Our study had some limitations. Given the high heterogeneity of B-cell lymphoma, the statistical power was limited when performing subanalyses on histologic subtypes. Some bias may have been introduced due to inaccurate self-reporting of included covariates, such as BMI and smoking status. Another drawback was the lack of general lymphoma risk factor data. The prevalence of HIV, one of the strongest lymphoma risk factors (35), is expected to be as low as 0.15% among the general population in Sweden (36). Thus, we do not expect this to influence our results. On the other hand, there are several strengths of our study, including the analyses of repeated blood samples, adequate case–control matching, good blood sample quality, and the same standardized biobank procedures for samples collected throughout the 30-year study period.

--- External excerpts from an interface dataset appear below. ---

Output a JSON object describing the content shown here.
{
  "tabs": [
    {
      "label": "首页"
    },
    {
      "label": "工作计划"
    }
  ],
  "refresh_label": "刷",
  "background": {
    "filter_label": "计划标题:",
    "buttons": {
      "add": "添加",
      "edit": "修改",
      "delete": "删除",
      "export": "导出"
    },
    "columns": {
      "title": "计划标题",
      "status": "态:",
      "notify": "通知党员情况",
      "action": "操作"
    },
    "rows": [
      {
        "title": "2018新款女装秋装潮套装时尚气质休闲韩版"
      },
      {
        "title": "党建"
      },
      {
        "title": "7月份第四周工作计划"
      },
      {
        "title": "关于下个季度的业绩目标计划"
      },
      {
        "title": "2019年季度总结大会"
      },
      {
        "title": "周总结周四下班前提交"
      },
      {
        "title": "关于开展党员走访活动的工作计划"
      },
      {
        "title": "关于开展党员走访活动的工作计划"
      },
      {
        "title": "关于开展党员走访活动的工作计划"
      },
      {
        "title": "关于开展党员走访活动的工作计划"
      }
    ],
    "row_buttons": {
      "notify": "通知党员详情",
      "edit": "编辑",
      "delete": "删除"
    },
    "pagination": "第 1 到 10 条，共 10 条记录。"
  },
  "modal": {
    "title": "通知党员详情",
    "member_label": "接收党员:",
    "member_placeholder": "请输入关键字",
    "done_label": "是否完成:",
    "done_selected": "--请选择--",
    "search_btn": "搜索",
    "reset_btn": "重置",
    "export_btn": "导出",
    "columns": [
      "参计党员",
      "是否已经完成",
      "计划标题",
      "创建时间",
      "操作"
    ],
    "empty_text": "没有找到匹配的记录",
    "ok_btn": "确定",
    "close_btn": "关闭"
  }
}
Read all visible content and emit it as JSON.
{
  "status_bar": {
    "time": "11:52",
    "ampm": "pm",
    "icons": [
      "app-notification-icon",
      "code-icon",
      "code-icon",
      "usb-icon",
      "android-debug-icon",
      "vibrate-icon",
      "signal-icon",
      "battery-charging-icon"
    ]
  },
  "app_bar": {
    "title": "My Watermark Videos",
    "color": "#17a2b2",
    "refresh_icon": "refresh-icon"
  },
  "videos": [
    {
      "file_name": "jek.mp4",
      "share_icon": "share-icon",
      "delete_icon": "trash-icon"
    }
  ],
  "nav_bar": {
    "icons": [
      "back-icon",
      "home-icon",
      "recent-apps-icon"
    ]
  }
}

In conclusion, increased B-cell activation marker levels, observed early in life across different lymphoma subtypes, suggest a role of B-cell activation in B-cell lymphoma development at early stages. These perturbations may reflect a constitutional predisposition with shared underlying mechanisms for both indolent and aggressive lymphoma subtypes. Observed dynamic trajectories for these markers seem to be subtype-specific and mainly driven by indolent lymphoma. Therefore, they may reflect early progression of undiagnosed disease and could potentially be utilized in screening and monitoring of indolent lymphoma. Among aggressive lymphoma, however, DLBCL development seems to be driven by both increased B-cell activation early in life, as well as by progressive CXCL13 levels over time. Studies investigating the clinical impact of these B-cell activation markers, as recently shown for CXCL13 blood levels at AIDS lymphoma diagnosis (37), are required.
Disclosure of Potential Conflicts of Interest

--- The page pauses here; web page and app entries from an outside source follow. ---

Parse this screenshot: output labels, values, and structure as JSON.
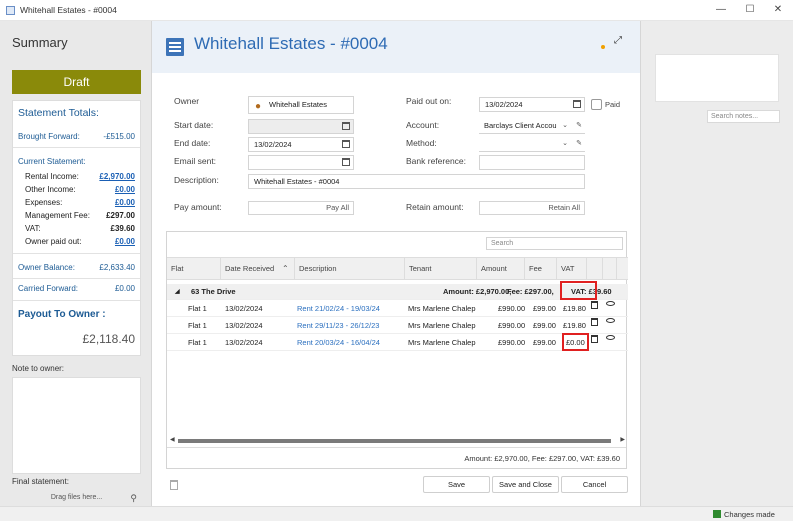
{
  "window": {
    "title": "Whitehall Estates - #0004",
    "minimize": "—",
    "maximize": "☐",
    "close": "✕"
  },
  "left": {
    "summary_title": "Summary",
    "status_button": "Draft",
    "totals": {
      "heading": "Statement Totals:",
      "brought_forward": {
        "label": "Brought Forward:",
        "value": "-£515.00"
      },
      "current_statement": {
        "label": "Current Statement:"
      },
      "rental_income": {
        "label": "Rental Income:",
        "value": "£2,970.00"
      },
      "other_income": {
        "label": "Other Income:",
        "value": "£0.00"
      },
      "expenses": {
        "label": "Expenses:",
        "value": "£0.00"
      },
      "management_fee": {
        "label": "Management Fee:",
        "value": "£297.00"
      },
      "vat": {
        "label": "VAT:",
        "value": "£39.60"
      },
      "owner_paid_out": {
        "label": "Owner paid out:",
        "value": "£0.00"
      },
      "owner_balance": {
        "label": "Owner Balance:",
        "value": "£2,633.40"
      },
      "carried_forward": {
        "label": "Carried Forward:",
        "value": "£0.00"
      },
      "payout_label": "Payout To Owner :",
      "payout_value": "£2,118.40"
    },
    "note_label": "Note to owner:",
    "final_label": "Final statement:",
    "dropzone": "Drag files here..."
  },
  "header": {
    "title": "Whitehall Estates - #0004"
  },
  "right": {
    "search_placeholder": "Search notes..."
  },
  "form": {
    "owner": {
      "label": "Owner",
      "value": "Whitehall Estates"
    },
    "start_date": {
      "label": "Start date:",
      "value": ""
    },
    "end_date": {
      "label": "End date:",
      "value": "13/02/2024"
    },
    "email_sent": {
      "label": "Email sent:",
      "value": ""
    },
    "description": {
      "label": "Description:",
      "value": "Whitehall Estates - #0004"
    },
    "pay_amount": {
      "label": "Pay amount:",
      "button": "Pay All"
    },
    "paid_out_on": {
      "label": "Paid out on:",
      "value": "13/02/2024"
    },
    "paid": {
      "label": "Paid"
    },
    "account": {
      "label": "Account:",
      "value": "Barclays Client Accou"
    },
    "method": {
      "label": "Method:",
      "value": ""
    },
    "bank_reference": {
      "label": "Bank reference:",
      "value": ""
    },
    "retain_amount": {
      "label": "Retain amount:",
      "button": "Retain All"
    }
  },
  "grid": {
    "search_placeholder": "Search",
    "columns": [
      "Flat",
      "Date Received",
      "Description",
      "Tenant",
      "Amount",
      "Fee",
      "VAT"
    ],
    "group": {
      "name": "63 The Drive",
      "amount": "Amount: £2,970.00,",
      "fee": "Fee: £297.00,",
      "vat": "VAT: £39.60"
    },
    "rows": [
      {
        "flat": "Flat 1",
        "date": "13/02/2024",
        "description": "Rent 21/02/24 - 19/03/24",
        "tenant": "Mrs Marlene Chalep",
        "amount": "£990.00",
        "fee": "£99.00",
        "vat": "£19.80"
      },
      {
        "flat": "Flat 1",
        "date": "13/02/2024",
        "description": "Rent 29/11/23 - 26/12/23",
        "tenant": "Mrs Marlene Chalep",
        "amount": "£990.00",
        "fee": "£99.00",
        "vat": "£19.80"
      },
      {
        "flat": "Flat 1",
        "date": "13/02/2024",
        "description": "Rent 20/03/24 - 16/04/24",
        "tenant": "Mrs Marlene Chalep",
        "amount": "£990.00",
        "fee": "£99.00",
        "vat": "£0.00"
      }
    ],
    "footer": "Amount: £2,970.00, Fee: £297.00, VAT: £39.60"
  },
  "buttons": {
    "save": "Save",
    "save_close": "Save and Close",
    "cancel": "Cancel"
  },
  "status": {
    "text": "Changes made"
  }
}
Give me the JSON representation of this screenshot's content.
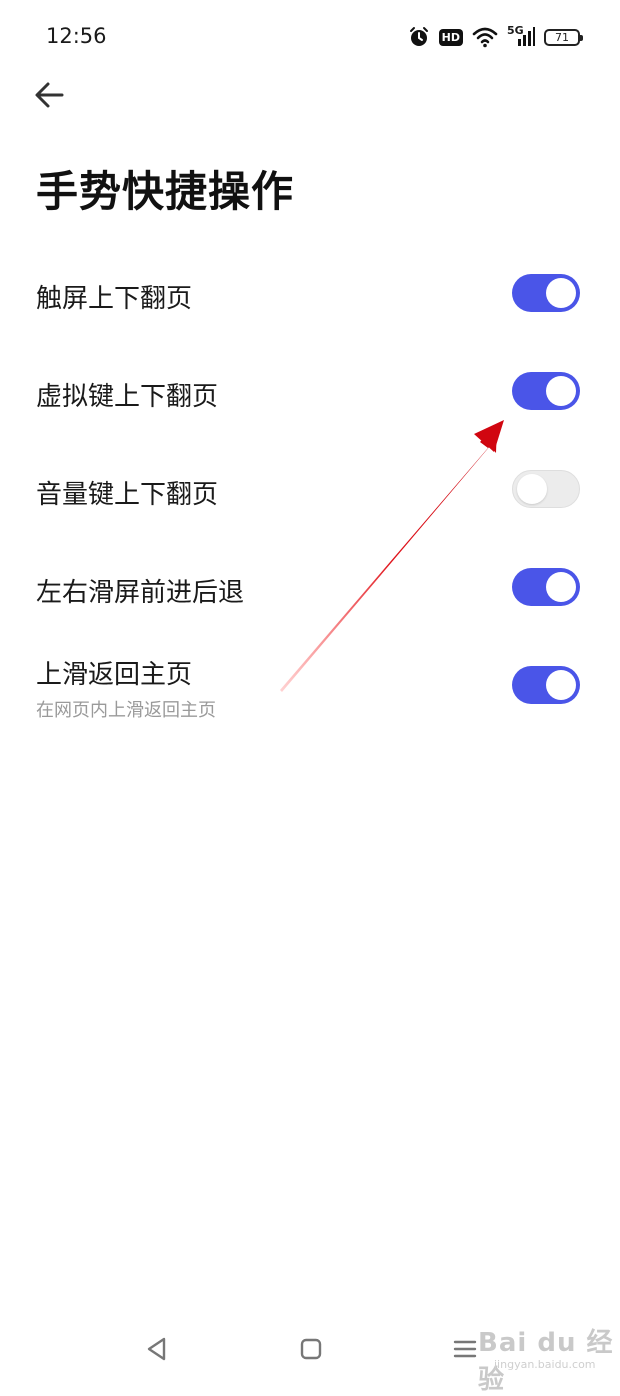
{
  "status_bar": {
    "time": "12:56",
    "network": "5G",
    "hd_label": "HD",
    "battery": "71",
    "icons": [
      "alarm-icon",
      "hd-icon",
      "wifi-icon",
      "signal-icon",
      "battery-icon"
    ]
  },
  "header": {
    "back_icon": "arrow-left-icon",
    "title": "手势快捷操作"
  },
  "settings": [
    {
      "label": "触屏上下翻页",
      "enabled": true
    },
    {
      "label": "虚拟键上下翻页",
      "enabled": true
    },
    {
      "label": "音量键上下翻页",
      "enabled": false
    },
    {
      "label": "左右滑屏前进后退",
      "enabled": true
    },
    {
      "label": "上滑返回主页",
      "sublabel": "在网页内上滑返回主页",
      "enabled": true
    }
  ],
  "nav_bar": {
    "icons": [
      "back-triangle-icon",
      "home-square-icon",
      "menu-icon"
    ]
  },
  "watermark": {
    "text": "Bai du 经验",
    "url": "jingyan.baidu.com"
  },
  "colors": {
    "toggle_on": "#4a55e8",
    "toggle_off": "#ececec",
    "annotation_arrow": "#e0141c"
  }
}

No potential conflicts of interest were disclosed.
Conception and design: F. Späth, I.A. Bergdahl, R. Vermeulen, B. Melin
Development of methodology: F. Späth, C. Wibom, R. Vermeulen, B. Melin

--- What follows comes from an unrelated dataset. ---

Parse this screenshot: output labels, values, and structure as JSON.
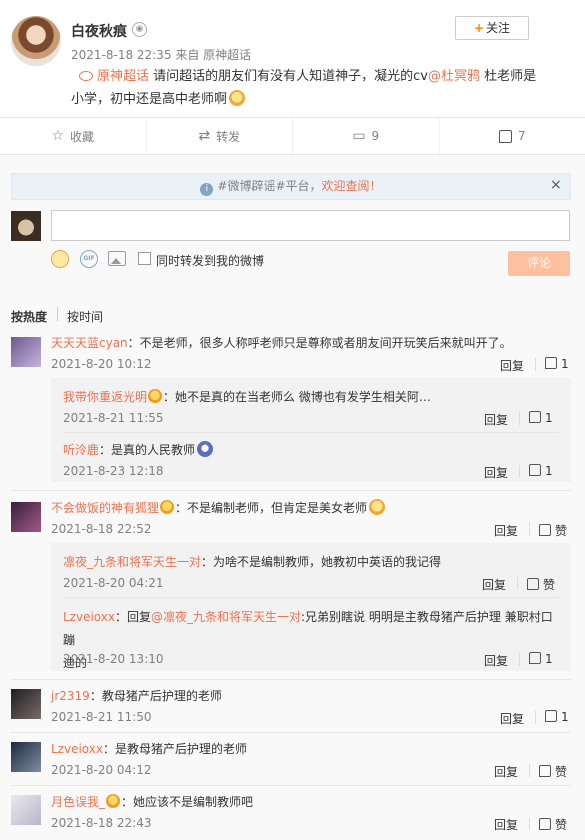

Acquisition of data (provided animals, acquired and managed patients, provided facilities, etc.): F. Späth, E.J.M. Krop, I.A. Bergdahl, R. Vermeulen, B. Melin
Analysis and interpretation of data (e.g., statistical analysis, biostatistics, computational analysis): F. Späth, C. Wibom, R. Vermeulen, B. Melin
Writing, review, and/or revision of the manuscript: F. Späth, C. Wibom, E.J.M. Krop, I.A. Bergdahl, R. Vermeulen, B. Melin
Administrative, technical, or material support (i.e., reporting or organizing data, constructing databases): C. Wibom, E.J.M. Krop, I.A. Bergdahl
Study supervision: A.-S. Johansson, R. Vermeulen, B. Melin
Other (laboratory analysis): E.J.M. Krop
This work was supported by grants from The Swedish Research Council (B. Melin), Swedish Cancer Foundation (B. Melin), Northern Sweden Cancer Foundation (B. Melin), and the Umeå University Hospital Cutting Edge grant (B. Melin).
The costs of publication of this article were defrayed in part by the payment of page charges. This article must therefore be hereby marked advertisement in accordance with 18 U.S.C. Section 1734 solely to indicate this fact.
All authors would like to thank to Betty Jongerius-Gortemaker for providing excellent technical lab work (Institute for Risk Assessment Sciences, Division of Environmental Epidemiology, Utrecht University, Utrecht, the Netherlands).
Note: Supplementary data for this article are available at Cancer Research Online (http://cancerres.aacrjournals.org/).
R. Vermeulen and B. Melin are the co-last authors of this article.
- Received August 24, 2016.
- Revision received November 16, 2016.
- Accepted December 5, 2016.
- ©2017 American Association for Cancer Research.